C. The District Court Incorrectly Construed the Phrases "Storing Section Data/Section Data File in the Storage Device"
Claim 1 of the '836 patent recites "storing traveled distance data in at least one storage device." Id. col. 17 ll. 38-39 (emphasis added). The court construed this to mean "storing traveled distance data in at least one device used for storing data." Opinion at 785 (emphasis added). Dr. Adolph does not appeal this construction.
Claim 1 additionally recites "storing section data in the storage device" and "storing the section data file in the storage device." '836 patent col. 17 ll. 45, 52.
Relying on an embodiment described in the '836 patent's specification, the district court held that each type of data identified in claim 1 must be stored in a different storage device:
Opinion at 786-87 (referencing '836 patent col. 9 ll. 21-25). Accordingly, "storing section data in the storage device" was construed by the district court to mean "storing section data in a separate storage device than the traveled distance data," and "storing the section file data in the storage device" was construed as "storing the section data file in a separate storage device than the traveled distance data and section data." Opinion at 786-87 (emphases added). These constructions were erroneous.
As an initial matter, this court has repeatedly cautioned against importing limitations from an embodiment into the claims. Hill-Rom Servs., Inc. v. Stryker Corp., 755 F.3d 1367, 1371 (Fed.Cir.2014) ("While we read claims in view of the specification, of which they are a part, we do not read limitations from the embodiments in the specification into the claims. We depart from the plain and ordinary meaning of claim terms based on the specification in only two instances: lexicography and disavowal.") (citing Liebel-Flarsheim Co. v. Medrad, Inc., 358 F.3d 898, 904 (Fed.Cir.2004); Thorner v. Sony Computer Entm't Am. LLC, 669 F.3d 1362, 1365 (Fed.Cir.2012)).

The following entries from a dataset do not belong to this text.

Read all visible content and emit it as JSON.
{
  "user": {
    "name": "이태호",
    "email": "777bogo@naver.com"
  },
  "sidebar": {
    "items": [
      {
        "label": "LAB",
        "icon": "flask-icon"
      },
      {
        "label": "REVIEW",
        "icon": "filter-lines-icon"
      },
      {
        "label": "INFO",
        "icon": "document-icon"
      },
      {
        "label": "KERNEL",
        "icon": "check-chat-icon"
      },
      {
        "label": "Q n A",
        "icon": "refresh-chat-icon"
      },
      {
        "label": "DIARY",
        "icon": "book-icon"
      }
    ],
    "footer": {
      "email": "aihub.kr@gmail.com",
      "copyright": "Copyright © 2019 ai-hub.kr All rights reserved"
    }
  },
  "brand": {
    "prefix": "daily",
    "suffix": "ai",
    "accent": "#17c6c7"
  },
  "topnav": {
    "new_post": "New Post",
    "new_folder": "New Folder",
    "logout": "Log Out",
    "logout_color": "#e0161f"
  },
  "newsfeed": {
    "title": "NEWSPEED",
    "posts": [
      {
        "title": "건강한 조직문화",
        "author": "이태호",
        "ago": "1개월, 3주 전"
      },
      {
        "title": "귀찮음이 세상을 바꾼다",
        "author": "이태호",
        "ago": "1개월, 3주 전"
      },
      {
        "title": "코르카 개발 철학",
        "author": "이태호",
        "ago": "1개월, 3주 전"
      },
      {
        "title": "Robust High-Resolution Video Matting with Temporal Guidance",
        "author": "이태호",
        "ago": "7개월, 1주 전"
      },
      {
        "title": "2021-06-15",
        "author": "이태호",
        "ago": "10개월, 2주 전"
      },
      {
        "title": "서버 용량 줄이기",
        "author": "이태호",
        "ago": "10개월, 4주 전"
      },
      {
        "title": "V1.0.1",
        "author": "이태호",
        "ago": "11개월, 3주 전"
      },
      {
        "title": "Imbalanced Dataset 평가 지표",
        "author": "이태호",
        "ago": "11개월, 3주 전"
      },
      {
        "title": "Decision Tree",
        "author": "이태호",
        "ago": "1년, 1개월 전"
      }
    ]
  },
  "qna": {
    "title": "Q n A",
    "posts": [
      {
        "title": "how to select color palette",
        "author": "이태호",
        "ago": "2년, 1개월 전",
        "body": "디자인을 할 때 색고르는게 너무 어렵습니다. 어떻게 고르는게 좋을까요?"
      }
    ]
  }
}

"The starting point for any claim construction must be the claims themselves." Pitney Bowes, Inc. v. Hewlett-Packard Co., 182 F.3d 1298, 1305 (Fed.Cir.1999). As noted, claim terms are generally given their plain and ordinary meanings to one of skill in the art when read in the context of the specification and prosecution history; the only exceptions to this general rule are when the patentee acts as his own lexicographer or when he disavows claim scope. Golden Bridge, 758 F.3d at 1365. Here, claim 1 requires section data to be stored in "the storage device." '836 patent col. 17 l. 45 (emphasis added). Claim 1 also requires the section data file to be stored in "the storage device." Id. col. 17
Additionally, the specification discloses the different data types can be stored in the same storage device, contrary to the district court's interpretation. In explaining how one could interrupt the generation of both traveled distance data and section data if any of that data already exists in the storage unit, one portion of the specification recites:
Id. col. 4 ll. 6-13 (emphases added).
Therefore, these terms should be construed to reflect their plain and ordinary meaning: "storage device" means "storage device." It does not mean the claimed invention must use a different storage device for each type of data, as all three types of data can be stored on the same storage device as described in claim 1.
For the reasons set forth above, the appealed constructions of the district court are reversed, and the case is remanded for proceedings not inconsistent with this opinion.